Sophos - Petya variants behind the global ransomware outbreak: here’s what we know so far
June 2017 by Sophos
SophosLabs has determined that new variants of Petya ransomware (also known as GoldenEye) are behind the massive online outbreak that spread across Europe, Russia, Ukraine and elsewhere today. Others in the security industry are calling it PetrWrap.
What makes the new threat different is that it now includes the EternalBlue exploit as a way to propagate inside a targeted network. The exploit attacks the Windows Server Message Block (SMB) service, which is used to share files and printers across local networks. Microsoft addressed the issue in its MS17-010 bulletin in March, but the exploit proved instrumental in last month’s spread of WannaCry.
Petya also attempts to spread internally by breaking admin passwords and infecting other PCs on the network using remote admin tools. It can also spread internally by infecting network shares on other computers.
It does so by running credential-stealing code to break user account passwords and deploy ransomware. To infect remote computers, it comes bundled with a legitimate remote admin tool called PsExec from Microsoft’s SysInternals suite. How the ransom note looks on the victim’s computer screen.
Customers using Sophos Endpoint Protection are protected against all the recent variants of this ransomware. We first issued protection on June 27th at 13:50 UTC and have provided several updates since then to further protect against possible future variants.
In addition, customers using Sophos Intercept X were proactively protected with no data encrypted from the moment this new ransomware variant appeared.
Further to that, customers may choose to restrict the use of PsExec and other dual-use administrative tools on their network. Sophos Endpoint Protection provides PUA detection for psexec and other remote administration programs that don’t need to be available on every PC and to every user. Defensive measures
Here’s what we urge you to do right now:
Ensure systems have the latest patches, including the one in Microsoft’s MS17-010 bulletin.
Consider blocking the Microsoft PsExec tool from running on users’ computers. A version of this tool is used as part of another technique used by Petya to spread automatically. You can block it using a product such as Sophos Endpoint Protection.
Back up regularly and keep a recent backup copy off-site. There are dozens of ways other than ransomware that files can suddenly vanish, such as fire, flood, theft, a dropped laptop or even an accidental delete.

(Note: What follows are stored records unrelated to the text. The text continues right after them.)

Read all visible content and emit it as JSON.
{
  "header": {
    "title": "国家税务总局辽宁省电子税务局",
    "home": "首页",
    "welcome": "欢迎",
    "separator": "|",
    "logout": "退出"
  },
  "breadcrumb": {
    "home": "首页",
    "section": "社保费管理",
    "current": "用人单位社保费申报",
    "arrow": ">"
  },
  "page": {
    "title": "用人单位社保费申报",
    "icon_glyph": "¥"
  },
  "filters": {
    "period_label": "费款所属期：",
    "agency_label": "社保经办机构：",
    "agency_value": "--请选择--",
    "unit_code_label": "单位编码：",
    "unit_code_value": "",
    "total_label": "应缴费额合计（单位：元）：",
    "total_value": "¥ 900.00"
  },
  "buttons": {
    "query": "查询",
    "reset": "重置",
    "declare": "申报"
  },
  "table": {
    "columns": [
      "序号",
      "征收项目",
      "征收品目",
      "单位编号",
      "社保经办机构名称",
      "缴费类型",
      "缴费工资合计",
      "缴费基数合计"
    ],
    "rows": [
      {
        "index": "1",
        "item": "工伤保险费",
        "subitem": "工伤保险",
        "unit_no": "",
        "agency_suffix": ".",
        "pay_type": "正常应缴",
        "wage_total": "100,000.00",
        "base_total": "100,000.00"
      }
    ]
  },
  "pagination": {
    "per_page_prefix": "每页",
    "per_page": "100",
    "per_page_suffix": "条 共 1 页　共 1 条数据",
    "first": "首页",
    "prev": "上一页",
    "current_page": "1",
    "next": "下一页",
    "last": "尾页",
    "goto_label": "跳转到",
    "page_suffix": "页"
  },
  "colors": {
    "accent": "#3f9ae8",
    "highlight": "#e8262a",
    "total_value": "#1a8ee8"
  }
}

Encrypt your backup and you won’t have to worry about the backup device falling into the wrong hands.
Avoid opening attachments in emails from recipients you don’t know, even if you work in HR or accounts and you use attachments a lot in your job.
Download the free trial of Sophos Intercept X and, for home (non-business) users, register for the free Sophos Home Premium Beta, which prevents ransomware by blocking the unauthorized encryption of files and sectors on your hard disk.
To avoid cyberattacks that sneak in via email, see:
To defend against ransomware in general, see our article How to stay protected against ransomware
To get a better understanding of phishing, read our explainer article
To protect against misleading filenames, tell Explorer to show file extensions
To learn more about ransomware, listen to our Techknow podcast
To protect your friends and family against ransomware, try our free Sophos Home for Windows and Mac